Palestinian Statehood: A Study of Statehood through the Lens Of The Montevideo Convention

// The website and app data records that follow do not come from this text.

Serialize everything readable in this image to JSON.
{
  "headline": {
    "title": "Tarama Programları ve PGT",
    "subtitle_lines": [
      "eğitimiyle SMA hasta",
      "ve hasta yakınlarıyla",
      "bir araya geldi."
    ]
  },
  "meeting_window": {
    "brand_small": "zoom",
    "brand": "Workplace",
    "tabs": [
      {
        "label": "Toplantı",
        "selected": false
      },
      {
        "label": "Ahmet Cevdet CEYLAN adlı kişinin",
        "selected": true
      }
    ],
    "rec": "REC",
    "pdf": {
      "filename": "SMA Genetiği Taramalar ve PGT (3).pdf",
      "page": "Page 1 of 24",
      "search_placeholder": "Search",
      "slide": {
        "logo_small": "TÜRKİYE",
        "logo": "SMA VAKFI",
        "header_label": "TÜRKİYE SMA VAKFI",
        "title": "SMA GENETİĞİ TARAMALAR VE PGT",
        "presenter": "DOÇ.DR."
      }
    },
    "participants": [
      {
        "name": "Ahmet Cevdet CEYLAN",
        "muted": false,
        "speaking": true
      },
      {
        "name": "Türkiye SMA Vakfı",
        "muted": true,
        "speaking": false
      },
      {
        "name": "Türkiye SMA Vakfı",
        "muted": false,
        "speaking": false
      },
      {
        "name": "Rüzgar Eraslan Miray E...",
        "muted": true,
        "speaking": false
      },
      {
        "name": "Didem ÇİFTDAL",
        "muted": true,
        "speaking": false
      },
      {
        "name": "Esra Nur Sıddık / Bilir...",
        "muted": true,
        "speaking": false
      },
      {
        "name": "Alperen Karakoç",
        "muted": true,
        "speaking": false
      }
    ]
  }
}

In general, this thesis sheds light on the complexities associated with formal recognition of statehood within the international community and investigates the application of the articles in the Montevideo Convention relative to obtaining sovereign status as well as Palestine's efforts to meet the requirements set in those articles, in comparison to similar efforts underway by other alleged states. This is most relevant to academia in that it addresses the theoretical application of international law requirements for obtaining statehood and to political/policy circles in providing a synthesized understanding of modern barriers to statehood. Palestine is unable to achieve sovereign status because it lacks international recognition by powerful states, such as the US. Key components of this argument are that the International Court of Justice identifies the articles in the Montevideo Convention as customary law, Palestine meets the Montevideo Convention criteria, even if arguably only in the most basic sense, Palestine currently has bilateral recognition from 135 States and The United States, with support from Israel, continues to threaten its veto powers on any attempt of a bid for full membership by Palestine until a deal can be made between Palestine and Israel at the negotiation tables. Key discoveries made through the comparative analysis are (1) Kosovo, Taiwan and Palestine all meet the criteria outlined in the Montevideo Convention but have yet to receive official membership extended to sovereign states with the United Nations, (2) even in the absence of formal political recognition, diplomatic relationships (whether official or unofficial) still exist; they are typically indicative of economic and business needs rather than political ones and (3) without either unilateral acceptance or abstention of an aspiring state's application for statehood by one of the members of the United Nations Security Council, achieving sovereign status with recognition by the United Nations (and not just some of the sub agencies) is almost impossible. Despite growing momentum in support of a bid for Palestinian statehood, without support from members of the UNSC, progress will be stalled. This thesis explores a topic that is heavily analyzed by taking a step back to look at the basics. Other analyses on the topic of Palestinian statehood are very focused on the complexities of the situation and the mere fact that sovereign status is not achieved; this focuses on the simplicity of the situation and identifying the primary factor that prevents sovereign status.